=== TASK ITEM ===
The lines to be extracted begin at the line containing "Extract the structured" and end at the last line of the data below; copy them exactly and leave out the pictures.

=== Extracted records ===
__________________________________________________

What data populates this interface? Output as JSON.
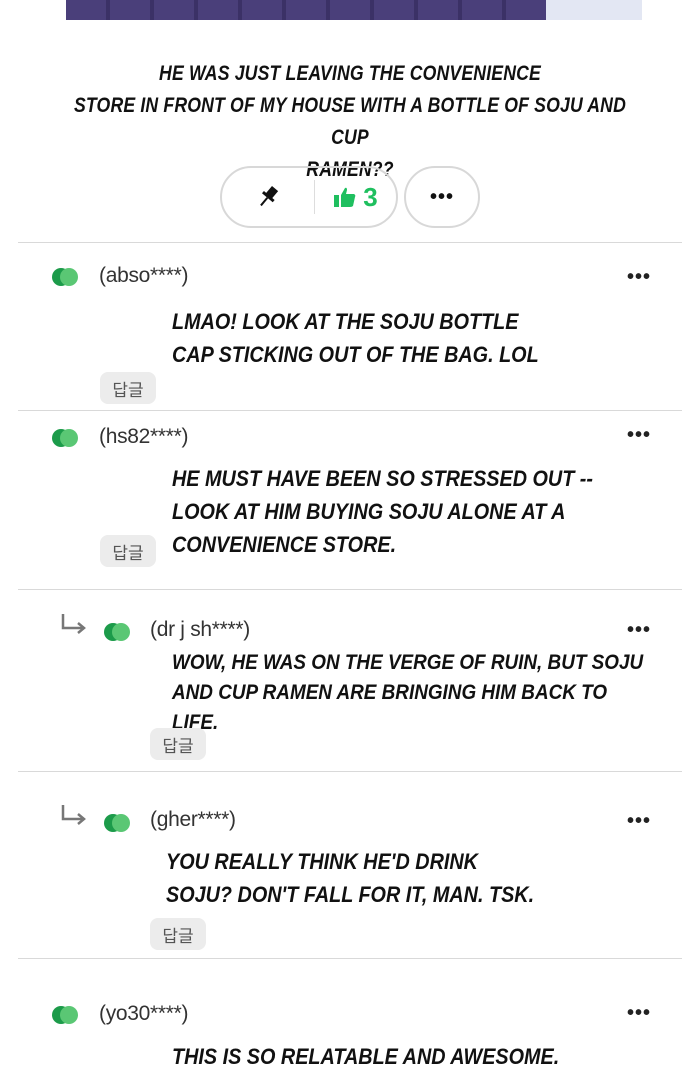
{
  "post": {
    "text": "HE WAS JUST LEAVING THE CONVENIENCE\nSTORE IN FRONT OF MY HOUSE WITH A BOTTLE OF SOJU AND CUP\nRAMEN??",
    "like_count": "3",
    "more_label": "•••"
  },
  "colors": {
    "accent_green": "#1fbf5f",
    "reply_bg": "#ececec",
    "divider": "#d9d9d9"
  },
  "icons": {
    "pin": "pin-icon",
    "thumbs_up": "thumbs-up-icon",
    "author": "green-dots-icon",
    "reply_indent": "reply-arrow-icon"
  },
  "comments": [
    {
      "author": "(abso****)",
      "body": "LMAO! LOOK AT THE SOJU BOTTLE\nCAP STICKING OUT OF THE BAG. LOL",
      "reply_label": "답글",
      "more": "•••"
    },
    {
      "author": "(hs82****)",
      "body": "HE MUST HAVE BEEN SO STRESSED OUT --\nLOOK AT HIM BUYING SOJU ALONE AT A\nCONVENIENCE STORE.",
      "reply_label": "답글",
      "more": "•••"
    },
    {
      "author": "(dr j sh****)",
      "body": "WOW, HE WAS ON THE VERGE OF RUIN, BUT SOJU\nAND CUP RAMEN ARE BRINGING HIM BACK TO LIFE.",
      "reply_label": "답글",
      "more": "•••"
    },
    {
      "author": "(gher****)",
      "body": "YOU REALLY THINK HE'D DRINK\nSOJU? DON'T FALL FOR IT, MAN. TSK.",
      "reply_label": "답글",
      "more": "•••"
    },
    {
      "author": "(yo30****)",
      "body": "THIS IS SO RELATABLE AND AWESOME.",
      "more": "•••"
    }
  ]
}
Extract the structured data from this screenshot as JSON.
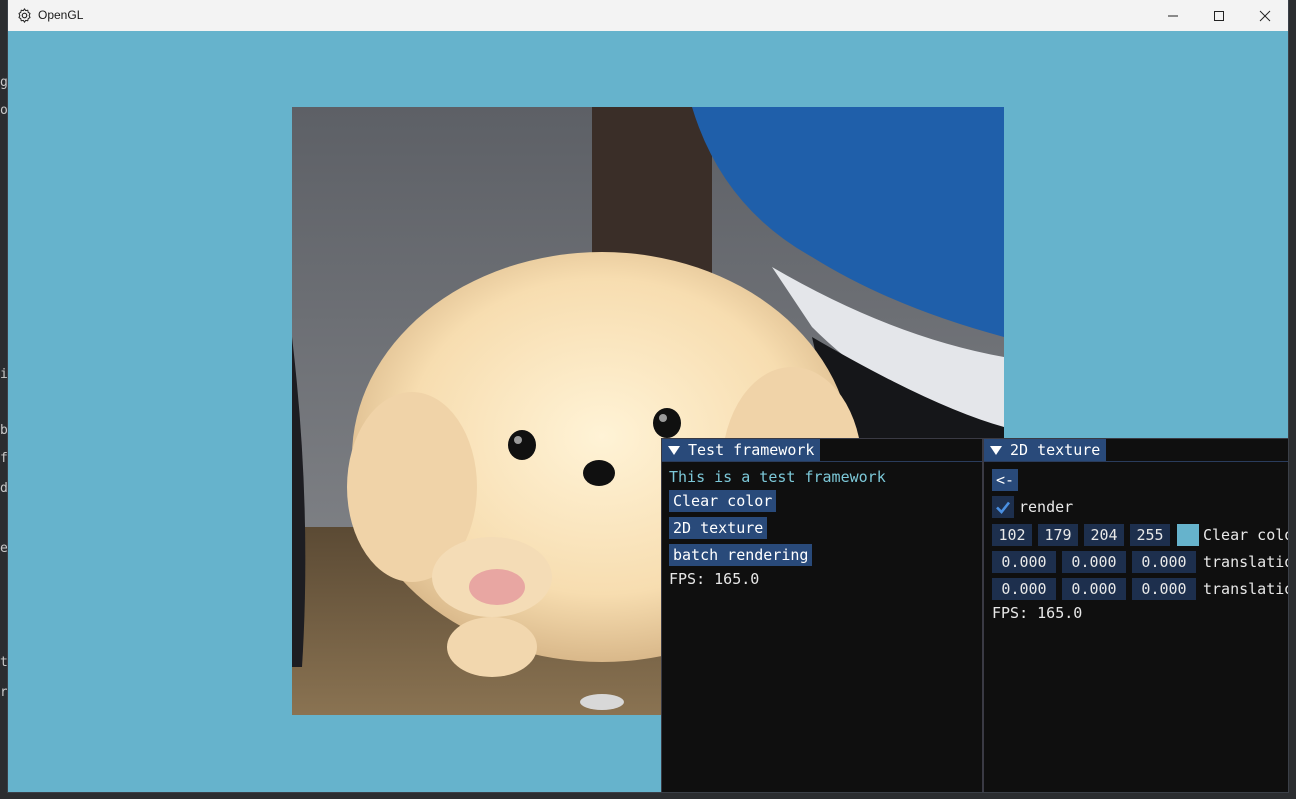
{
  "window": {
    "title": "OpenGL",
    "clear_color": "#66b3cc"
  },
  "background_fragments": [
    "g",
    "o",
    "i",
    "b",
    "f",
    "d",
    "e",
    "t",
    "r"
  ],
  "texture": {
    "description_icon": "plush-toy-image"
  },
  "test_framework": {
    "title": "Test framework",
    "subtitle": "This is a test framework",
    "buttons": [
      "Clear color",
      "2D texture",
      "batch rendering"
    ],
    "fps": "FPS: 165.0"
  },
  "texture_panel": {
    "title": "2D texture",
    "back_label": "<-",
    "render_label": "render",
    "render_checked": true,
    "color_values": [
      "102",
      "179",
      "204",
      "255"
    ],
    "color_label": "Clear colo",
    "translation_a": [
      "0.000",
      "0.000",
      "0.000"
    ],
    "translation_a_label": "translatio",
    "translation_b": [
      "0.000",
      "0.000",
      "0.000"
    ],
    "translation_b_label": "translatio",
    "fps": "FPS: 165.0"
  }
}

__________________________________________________

=== EXERCISE OUTPUT ===
Extract the structured data from this screenshot as JSON.
{
  "window": {
    "title": "OpenGL",
    "clear_color": "#66b3cc"
  },
  "background_fragments": [
    "g",
    "o",
    "i",
    "b",
    "f",
    "d",
    "e",
    "t",
    "r"
  ],
  "texture": {
    "description_icon": "plush-toy-image"
  },
  "test_framework": {
    "title": "Test framework",
    "subtitle": "This is a test framework",
    "buttons": [
      "Clear color",
      "2D texture",
      "batch rendering"
    ],
    "fps": "FPS: 165.0"
  },
  "texture_panel": {
    "title": "2D texture",
    "back_label": "<-",
    "render_label": "render",
    "render_checked": true,
    "color_values": [
      "102",
      "179",
      "204",
      "255"
    ],
    "color_label": "Clear colo",
    "translation_a": [
      "0.000",
      "0.000",
      "0.000"
    ],
    "translation_a_label": "translatio",
    "translation_b": [
      "0.000",
      "0.000",
      "0.000"
    ],
    "translation_b_label": "translatio",
    "fps": "FPS: 165.0"
  }
}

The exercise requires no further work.